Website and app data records
◆ ◆ ◆

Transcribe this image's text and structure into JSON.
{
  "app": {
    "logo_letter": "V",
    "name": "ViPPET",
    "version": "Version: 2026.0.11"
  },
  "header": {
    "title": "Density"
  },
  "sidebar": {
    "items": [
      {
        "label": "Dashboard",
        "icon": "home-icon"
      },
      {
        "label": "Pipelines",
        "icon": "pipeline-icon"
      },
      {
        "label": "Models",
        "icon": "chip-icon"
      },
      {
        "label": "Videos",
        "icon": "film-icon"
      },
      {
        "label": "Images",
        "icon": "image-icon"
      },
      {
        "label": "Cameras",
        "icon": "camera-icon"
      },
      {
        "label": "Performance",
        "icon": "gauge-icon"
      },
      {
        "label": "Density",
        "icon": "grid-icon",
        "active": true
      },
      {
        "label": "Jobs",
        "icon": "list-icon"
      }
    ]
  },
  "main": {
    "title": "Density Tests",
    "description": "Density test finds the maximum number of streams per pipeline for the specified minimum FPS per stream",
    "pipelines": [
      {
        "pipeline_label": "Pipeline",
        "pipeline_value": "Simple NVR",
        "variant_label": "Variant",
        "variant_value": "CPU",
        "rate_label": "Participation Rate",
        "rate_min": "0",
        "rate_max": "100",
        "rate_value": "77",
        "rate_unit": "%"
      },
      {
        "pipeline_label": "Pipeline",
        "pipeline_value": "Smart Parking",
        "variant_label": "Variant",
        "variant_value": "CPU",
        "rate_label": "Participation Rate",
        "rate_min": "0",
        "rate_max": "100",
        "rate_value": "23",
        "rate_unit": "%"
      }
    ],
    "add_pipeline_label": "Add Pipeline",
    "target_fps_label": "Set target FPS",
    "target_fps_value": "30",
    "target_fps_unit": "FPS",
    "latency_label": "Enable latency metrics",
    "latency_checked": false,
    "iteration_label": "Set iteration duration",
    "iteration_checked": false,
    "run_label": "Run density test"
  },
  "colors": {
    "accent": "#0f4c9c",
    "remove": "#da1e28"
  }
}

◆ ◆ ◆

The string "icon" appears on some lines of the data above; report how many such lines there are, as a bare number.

9